Returning from lunch today I saw a bumper sticker that read, “WAR Doesn’t Decide Who’s Right – Only Who’s Left.”
I couldn’t help but think that the world is better left without the likes of Hitler.
Beyond that though there’s something very naive in the logic. It presupposes that support for a given war effort is predicated upon the belief that war determines who’s right. But who really believes that the good is determined by the stronger? This was the gist of Thrasymachus’s argument in book one of Plato’s Republic, but he also argued that injustice is the proper course of action.
Book one reads like one of Plato’s shorter dialogues, which end without resolution (Socratic aporia) as Socrates concludes that he has not arrived at a definition of justice.
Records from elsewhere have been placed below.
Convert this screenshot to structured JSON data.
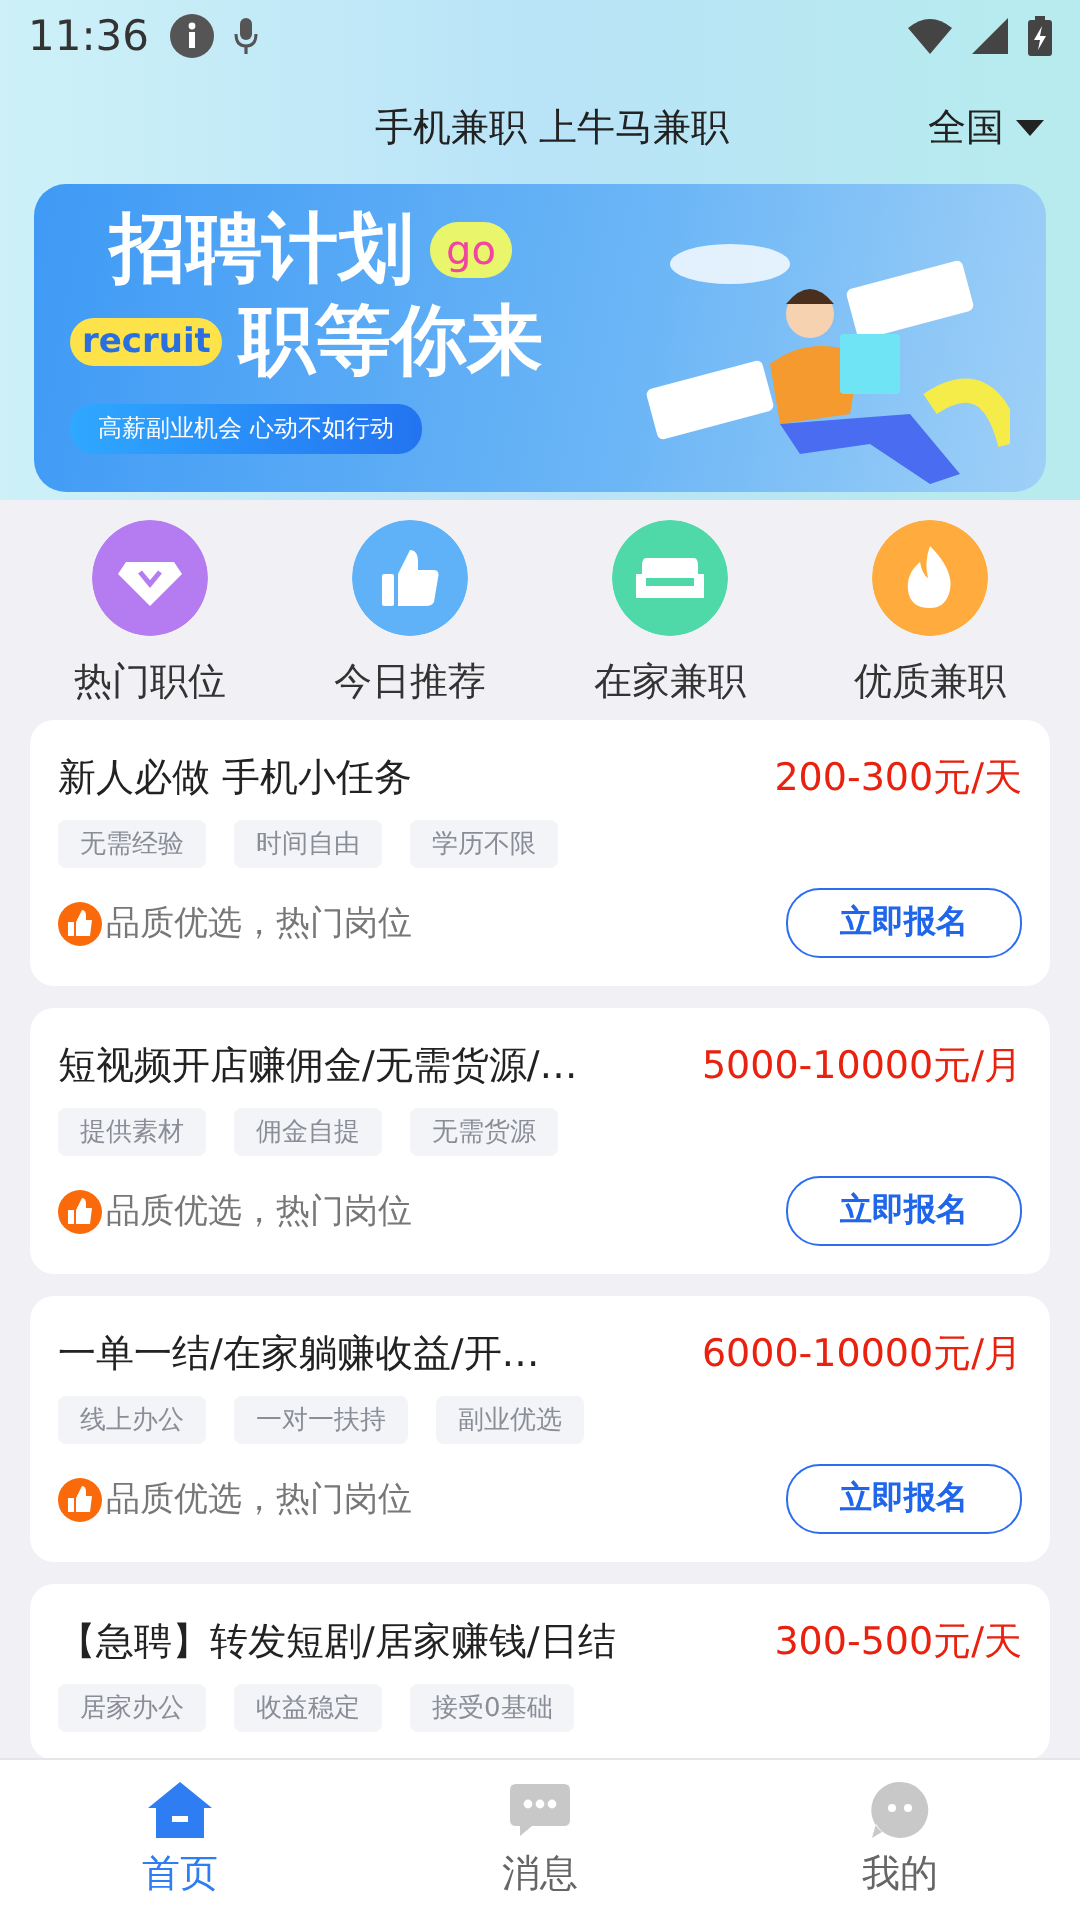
{
  "status_bar": {
    "time": "11:36"
  },
  "header": {
    "title": "手机兼职 上牛马兼职",
    "region": "全国"
  },
  "banner": {
    "headline_1": "招聘计划",
    "go_badge": "go",
    "recruit_badge": "recruit",
    "headline_2": "职等你来",
    "slogan": "高薪副业机会 心动不如行动"
  },
  "categories": [
    {
      "label": "热门职位",
      "kind": "gem",
      "color": "#b57cf2"
    },
    {
      "label": "今日推荐",
      "kind": "thumb",
      "color": "#5fb2f7"
    },
    {
      "label": "在家兼职",
      "kind": "sofa",
      "color": "#4fd9a8"
    },
    {
      "label": "优质兼职",
      "kind": "fire",
      "color": "#ffab3d"
    }
  ],
  "jobs": [
    {
      "title": "新人必做 手机小任务",
      "pay": "200-300元/天",
      "tags": [
        "无需经验",
        "时间自由",
        "学历不限"
      ],
      "note": "品质优选，热门岗位",
      "button": "立即报名"
    },
    {
      "title": "短视频开店赚佣金/无需货源/…",
      "pay": "5000-10000元/月",
      "tags": [
        "提供素材",
        "佣金自提",
        "无需货源"
      ],
      "note": "品质优选，热门岗位",
      "button": "立即报名"
    },
    {
      "title": "一单一结/在家躺赚收益/开…",
      "pay": "6000-10000元/月",
      "tags": [
        "线上办公",
        "一对一扶持",
        "副业优选"
      ],
      "note": "品质优选，热门岗位",
      "button": "立即报名"
    },
    {
      "title": "【急聘】转发短剧/居家赚钱/日结",
      "pay": "300-500元/天",
      "tags": [
        "居家办公",
        "收益稳定",
        "接受0基础"
      ]
    }
  ],
  "nav": [
    {
      "label": "首页",
      "kind": "home",
      "selected": true
    },
    {
      "label": "消息",
      "kind": "chat",
      "selected": false
    },
    {
      "label": "我的",
      "kind": "face",
      "selected": false
    }
  ]
}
Yet in this work the technique, and the foil of the sophist Thrasymachus, lead us into an extended exploration of justice and the ideal state, which variously touches upon warfare as an unavoidable reality, not as an exercise in determining right and wrong.
My hunch is (and now I’m suddenly interested in studying the Republic …) that Plato would agree that war does not determine who is right, but must often be undertaken by those seeking justice as the ultimate answer to injustice.
The saturday-morning-cartoon-morality of the bumper sticker set assumes that there’s more Thrasymachus than Plato in us (in point of fact the relativists opposed to war have more in common with the sophists), and we should do better than to counter that war does determine who’s right.
It can, so long as the right keep up the fight and resist naive appeals to peace in the face of danger.